David Marchick headshot

David Marchick

David Marchick is a retired executive from the Carlyle Group serving in a volunteer role as director of the Center for Presidential Transition at the Partnership for Public Service. He is also an adjunct professor at the Tuck School of Business at Dartmouth as a senior of counsel at the firm Covington & Burling. He also serves on a number of corporate and non-profit boards of directors. Marchick spent 12 years at the Carlyle Group and most recently served as managing director and global head of external affairs and as a member of Carlyle’s management committee. He led Carlyle’s regulatory and government affairs, communications and branding, and sustainability efforts. 

Kathryn Dunn Tenpas headshot

Kathryn Dunn Tenpas

Kathryn Dunn Tenpas is a nonresident senior fellow with Governance Studies at the Brookings Institution, senior research director for the White House Transition Project, a fellow with the Center for Presidential Transition at the Partnership for Public Service, and secretary of the Governance Institute. Tenpas is a scholar of the American presidency focusing on White House staffing, presidential transitions, and the intersection of politics and policy within the presidency (e.g., presidential reelection campaigns, trends in presidential travel, and polling).

William Antholis headshot

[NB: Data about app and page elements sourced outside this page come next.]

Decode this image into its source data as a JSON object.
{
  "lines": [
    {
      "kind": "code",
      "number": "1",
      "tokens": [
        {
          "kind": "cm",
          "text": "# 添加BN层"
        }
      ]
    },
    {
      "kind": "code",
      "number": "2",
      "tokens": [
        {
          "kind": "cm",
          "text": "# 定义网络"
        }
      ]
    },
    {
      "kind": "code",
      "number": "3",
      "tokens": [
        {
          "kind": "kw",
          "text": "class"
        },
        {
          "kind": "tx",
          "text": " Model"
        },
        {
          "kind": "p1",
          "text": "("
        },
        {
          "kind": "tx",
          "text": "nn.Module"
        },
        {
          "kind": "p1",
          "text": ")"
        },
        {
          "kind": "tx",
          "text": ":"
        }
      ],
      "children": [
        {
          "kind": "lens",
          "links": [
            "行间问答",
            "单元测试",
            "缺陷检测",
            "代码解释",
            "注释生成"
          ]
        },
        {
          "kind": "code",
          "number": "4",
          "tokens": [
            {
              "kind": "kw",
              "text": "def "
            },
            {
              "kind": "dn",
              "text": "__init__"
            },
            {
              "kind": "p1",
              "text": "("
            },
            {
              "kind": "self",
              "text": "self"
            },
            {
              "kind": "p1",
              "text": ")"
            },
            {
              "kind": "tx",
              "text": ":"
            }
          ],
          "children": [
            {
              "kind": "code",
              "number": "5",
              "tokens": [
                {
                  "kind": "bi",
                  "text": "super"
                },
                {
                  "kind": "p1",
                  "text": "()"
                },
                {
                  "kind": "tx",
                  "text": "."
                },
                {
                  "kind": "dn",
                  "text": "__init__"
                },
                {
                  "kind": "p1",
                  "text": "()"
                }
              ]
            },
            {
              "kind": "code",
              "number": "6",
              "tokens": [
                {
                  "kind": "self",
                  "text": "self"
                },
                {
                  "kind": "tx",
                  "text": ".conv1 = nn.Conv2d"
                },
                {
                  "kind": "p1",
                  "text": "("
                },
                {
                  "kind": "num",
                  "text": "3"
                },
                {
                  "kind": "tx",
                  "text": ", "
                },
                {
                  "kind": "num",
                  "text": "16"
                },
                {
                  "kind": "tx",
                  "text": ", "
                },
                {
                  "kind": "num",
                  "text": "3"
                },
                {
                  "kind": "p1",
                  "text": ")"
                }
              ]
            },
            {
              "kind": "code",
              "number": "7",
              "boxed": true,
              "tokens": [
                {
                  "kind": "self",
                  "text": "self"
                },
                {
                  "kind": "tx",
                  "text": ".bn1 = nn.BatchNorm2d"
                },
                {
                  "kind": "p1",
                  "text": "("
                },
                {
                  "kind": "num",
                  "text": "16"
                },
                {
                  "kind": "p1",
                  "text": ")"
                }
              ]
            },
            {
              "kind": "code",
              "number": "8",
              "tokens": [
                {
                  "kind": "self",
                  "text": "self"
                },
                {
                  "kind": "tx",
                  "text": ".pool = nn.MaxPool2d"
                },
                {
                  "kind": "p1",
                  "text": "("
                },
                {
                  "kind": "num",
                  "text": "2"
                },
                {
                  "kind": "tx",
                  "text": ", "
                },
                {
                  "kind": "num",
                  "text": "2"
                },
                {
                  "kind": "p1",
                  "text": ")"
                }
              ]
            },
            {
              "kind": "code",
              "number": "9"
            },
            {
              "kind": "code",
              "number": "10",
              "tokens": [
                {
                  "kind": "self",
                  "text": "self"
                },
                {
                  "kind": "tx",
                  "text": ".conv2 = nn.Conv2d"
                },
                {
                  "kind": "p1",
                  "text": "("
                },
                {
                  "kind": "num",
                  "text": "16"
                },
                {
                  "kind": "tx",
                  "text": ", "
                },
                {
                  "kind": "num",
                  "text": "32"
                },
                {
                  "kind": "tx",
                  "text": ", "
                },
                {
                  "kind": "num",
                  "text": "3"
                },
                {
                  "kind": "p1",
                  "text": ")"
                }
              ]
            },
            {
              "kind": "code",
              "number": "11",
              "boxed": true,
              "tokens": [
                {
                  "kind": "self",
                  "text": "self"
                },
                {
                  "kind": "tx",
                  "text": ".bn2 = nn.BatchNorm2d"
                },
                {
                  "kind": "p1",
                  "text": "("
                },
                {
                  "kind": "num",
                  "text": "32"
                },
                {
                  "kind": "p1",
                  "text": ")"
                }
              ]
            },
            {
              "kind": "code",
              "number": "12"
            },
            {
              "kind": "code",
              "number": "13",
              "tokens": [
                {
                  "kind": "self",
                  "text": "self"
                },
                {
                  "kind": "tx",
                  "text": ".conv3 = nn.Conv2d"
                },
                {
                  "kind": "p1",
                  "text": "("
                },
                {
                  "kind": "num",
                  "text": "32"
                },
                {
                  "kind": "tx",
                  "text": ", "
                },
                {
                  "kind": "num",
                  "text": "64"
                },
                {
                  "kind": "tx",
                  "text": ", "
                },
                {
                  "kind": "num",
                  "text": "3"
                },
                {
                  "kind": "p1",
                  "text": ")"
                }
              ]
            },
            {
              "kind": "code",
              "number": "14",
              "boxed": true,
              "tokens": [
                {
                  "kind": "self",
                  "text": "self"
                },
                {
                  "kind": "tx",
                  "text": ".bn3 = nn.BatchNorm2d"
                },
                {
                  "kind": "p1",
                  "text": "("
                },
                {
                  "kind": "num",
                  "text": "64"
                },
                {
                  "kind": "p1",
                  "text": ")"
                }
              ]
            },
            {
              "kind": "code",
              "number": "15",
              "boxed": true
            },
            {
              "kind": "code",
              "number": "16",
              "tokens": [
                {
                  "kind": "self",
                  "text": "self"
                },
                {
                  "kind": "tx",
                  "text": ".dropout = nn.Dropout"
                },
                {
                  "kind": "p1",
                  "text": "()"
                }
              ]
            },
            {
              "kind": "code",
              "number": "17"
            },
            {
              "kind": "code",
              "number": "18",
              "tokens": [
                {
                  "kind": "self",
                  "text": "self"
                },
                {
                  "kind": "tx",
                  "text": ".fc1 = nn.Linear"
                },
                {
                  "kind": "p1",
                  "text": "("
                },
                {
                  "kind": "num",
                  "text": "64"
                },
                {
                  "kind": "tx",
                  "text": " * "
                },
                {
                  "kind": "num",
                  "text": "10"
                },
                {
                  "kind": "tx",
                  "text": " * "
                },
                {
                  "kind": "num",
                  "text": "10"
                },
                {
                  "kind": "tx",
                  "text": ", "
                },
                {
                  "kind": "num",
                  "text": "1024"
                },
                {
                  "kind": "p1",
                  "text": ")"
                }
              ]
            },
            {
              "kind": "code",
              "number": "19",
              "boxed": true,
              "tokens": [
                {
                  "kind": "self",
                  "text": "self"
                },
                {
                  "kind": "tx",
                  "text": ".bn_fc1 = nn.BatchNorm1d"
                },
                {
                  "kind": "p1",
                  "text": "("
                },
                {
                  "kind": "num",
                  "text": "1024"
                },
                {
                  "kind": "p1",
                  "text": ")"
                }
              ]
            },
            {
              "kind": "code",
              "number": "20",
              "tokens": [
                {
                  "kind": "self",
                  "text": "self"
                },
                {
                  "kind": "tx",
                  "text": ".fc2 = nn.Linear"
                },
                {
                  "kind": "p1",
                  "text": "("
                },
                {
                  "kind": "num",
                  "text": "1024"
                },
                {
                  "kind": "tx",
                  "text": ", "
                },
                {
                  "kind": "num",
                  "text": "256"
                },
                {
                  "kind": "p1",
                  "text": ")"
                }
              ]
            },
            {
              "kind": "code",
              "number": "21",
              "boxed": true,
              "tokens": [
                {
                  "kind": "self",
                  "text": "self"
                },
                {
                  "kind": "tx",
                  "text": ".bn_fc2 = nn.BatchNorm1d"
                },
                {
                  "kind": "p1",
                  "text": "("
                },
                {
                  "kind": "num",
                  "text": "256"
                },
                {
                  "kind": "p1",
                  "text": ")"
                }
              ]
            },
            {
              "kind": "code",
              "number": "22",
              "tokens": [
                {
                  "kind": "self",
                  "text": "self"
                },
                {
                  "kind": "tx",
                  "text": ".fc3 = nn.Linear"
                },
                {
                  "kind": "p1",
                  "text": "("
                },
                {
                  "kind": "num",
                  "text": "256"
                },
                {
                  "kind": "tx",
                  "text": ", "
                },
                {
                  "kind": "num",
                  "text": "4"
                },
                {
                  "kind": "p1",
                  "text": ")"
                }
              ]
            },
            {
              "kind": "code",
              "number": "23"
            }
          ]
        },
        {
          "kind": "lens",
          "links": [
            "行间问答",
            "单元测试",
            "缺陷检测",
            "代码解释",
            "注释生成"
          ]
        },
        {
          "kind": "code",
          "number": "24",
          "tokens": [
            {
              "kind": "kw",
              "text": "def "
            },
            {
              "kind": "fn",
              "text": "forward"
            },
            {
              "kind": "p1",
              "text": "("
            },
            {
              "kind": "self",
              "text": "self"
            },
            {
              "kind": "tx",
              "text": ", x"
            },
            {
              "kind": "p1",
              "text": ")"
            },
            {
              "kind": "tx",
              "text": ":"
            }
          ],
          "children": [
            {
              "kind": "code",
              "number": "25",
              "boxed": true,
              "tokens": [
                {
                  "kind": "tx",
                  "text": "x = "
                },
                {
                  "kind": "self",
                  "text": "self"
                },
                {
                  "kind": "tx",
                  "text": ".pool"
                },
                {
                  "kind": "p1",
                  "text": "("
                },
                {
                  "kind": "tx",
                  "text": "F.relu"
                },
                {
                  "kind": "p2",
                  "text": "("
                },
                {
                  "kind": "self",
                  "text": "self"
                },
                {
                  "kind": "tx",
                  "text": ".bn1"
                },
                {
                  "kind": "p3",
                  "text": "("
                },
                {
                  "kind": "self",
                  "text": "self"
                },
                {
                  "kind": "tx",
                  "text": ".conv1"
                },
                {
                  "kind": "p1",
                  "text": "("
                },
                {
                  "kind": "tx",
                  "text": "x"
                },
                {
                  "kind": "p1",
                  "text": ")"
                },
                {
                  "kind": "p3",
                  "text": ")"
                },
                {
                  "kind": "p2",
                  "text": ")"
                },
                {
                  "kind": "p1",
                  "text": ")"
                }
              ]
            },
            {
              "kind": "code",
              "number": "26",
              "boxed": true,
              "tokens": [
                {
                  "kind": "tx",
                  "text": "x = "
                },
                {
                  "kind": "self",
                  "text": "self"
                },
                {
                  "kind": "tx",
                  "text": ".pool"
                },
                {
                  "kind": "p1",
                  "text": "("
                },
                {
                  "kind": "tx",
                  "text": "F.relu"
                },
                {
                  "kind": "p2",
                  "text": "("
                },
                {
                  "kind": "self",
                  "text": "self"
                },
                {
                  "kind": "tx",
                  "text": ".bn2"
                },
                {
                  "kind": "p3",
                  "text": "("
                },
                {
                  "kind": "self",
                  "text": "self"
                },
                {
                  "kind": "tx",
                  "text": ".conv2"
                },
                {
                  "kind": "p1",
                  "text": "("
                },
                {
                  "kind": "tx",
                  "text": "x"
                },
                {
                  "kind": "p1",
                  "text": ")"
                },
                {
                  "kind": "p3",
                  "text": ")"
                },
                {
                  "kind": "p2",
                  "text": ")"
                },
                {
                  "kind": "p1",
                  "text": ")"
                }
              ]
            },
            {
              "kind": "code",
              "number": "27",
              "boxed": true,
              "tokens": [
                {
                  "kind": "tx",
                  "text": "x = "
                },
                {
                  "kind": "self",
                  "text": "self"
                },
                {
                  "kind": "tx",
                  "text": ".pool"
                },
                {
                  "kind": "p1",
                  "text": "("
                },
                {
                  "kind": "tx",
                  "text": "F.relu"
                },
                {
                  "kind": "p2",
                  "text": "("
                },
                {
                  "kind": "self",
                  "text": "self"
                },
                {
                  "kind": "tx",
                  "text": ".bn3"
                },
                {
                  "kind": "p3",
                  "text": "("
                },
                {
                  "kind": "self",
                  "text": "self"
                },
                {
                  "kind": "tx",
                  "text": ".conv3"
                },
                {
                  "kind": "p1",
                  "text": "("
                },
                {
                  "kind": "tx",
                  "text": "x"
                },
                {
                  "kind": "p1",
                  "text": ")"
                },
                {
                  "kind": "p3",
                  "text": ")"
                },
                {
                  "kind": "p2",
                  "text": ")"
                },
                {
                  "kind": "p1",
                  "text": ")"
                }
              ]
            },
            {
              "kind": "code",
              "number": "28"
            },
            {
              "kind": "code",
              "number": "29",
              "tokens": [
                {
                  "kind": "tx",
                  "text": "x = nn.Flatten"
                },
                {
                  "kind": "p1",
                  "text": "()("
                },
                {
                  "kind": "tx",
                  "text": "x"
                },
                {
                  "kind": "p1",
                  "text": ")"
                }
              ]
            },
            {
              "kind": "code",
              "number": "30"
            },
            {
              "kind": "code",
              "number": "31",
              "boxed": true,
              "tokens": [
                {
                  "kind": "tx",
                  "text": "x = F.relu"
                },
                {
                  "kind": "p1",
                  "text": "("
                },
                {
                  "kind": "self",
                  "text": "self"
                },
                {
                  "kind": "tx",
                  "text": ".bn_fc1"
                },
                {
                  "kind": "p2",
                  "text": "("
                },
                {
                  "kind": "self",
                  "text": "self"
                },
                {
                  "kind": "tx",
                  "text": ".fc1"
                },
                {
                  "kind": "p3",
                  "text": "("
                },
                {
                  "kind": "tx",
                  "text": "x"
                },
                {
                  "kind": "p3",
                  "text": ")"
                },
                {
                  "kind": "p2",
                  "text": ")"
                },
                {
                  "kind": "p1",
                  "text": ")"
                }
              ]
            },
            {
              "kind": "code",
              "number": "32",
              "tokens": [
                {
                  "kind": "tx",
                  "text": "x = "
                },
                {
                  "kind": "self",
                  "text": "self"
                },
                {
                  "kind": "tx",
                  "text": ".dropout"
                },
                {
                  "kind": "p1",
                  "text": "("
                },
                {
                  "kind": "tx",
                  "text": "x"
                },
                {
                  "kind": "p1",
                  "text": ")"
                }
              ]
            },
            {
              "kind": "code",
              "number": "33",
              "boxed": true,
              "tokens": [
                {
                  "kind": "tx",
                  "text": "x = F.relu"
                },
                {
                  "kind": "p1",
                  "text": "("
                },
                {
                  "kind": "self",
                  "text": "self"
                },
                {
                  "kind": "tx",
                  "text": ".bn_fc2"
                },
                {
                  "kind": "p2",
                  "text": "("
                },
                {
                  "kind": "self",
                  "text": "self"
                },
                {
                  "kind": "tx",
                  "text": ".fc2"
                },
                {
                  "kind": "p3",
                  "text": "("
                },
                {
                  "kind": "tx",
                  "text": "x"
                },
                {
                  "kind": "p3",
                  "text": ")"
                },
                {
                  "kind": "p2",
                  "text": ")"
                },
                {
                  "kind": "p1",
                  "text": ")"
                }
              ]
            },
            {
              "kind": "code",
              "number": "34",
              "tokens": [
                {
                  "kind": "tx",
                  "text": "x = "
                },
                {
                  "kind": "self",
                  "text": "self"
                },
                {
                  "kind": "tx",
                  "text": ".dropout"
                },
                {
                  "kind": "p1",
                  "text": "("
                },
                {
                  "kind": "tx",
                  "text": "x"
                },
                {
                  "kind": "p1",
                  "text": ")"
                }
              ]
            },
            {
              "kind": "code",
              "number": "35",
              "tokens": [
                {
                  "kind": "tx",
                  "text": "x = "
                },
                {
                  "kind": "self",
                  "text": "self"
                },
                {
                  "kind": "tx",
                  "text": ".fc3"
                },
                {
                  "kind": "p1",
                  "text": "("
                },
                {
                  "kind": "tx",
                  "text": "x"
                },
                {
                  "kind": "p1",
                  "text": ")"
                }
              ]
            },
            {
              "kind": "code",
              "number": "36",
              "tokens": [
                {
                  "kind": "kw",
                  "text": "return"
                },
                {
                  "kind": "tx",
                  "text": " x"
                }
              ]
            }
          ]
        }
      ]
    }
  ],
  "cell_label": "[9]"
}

William Antholis (moderator)

William Antholis serves as director and CEO of the Miller Center. Immediately prior, he was managing director at The Brookings Institution, and from 1995 to 1999 he served in government. At the White House, he was director of international economic affairs on the staff of the National Security Council and National Economic Council, where he served as the chief staff person for the G8 Summits in 1997 and 1998. Antholis is the author of Inside Out India and China: Local Politics Go Global and, with Strobe Talbot,Fast Forward: Ethics and Politics in the Age of Global Warming.

Mary Kate Cary headshot

Mary Kate Cary (moderator)

Mary Kate Cary, a Miller Center practitioner senior fellow, served as a White House speechwriter for President George H. W. Bush from 1989 to early 1992, authoring more than 100 of his presidential addresses. She also has ghostwritten several books related to President Bush’s life and career and served as senior writer for communications for the 1988 Bush-Quayle presidential campaign.

Today, Cary is asked to write speeches, presentations, and reports for a variety of national political, corporate, and nonprofit leaders. Her assignments have included State of the Union responses, Republican National Convention addresses, and TED talks. She served as founding managing editor of the daily political news service The Hotline, as a staffer at ABC News’ This Week with David Brinkley, and as a columnist at U.S. News & World Report.

Sponsored by

The George and Judy Marcus Democracy Praxis Fund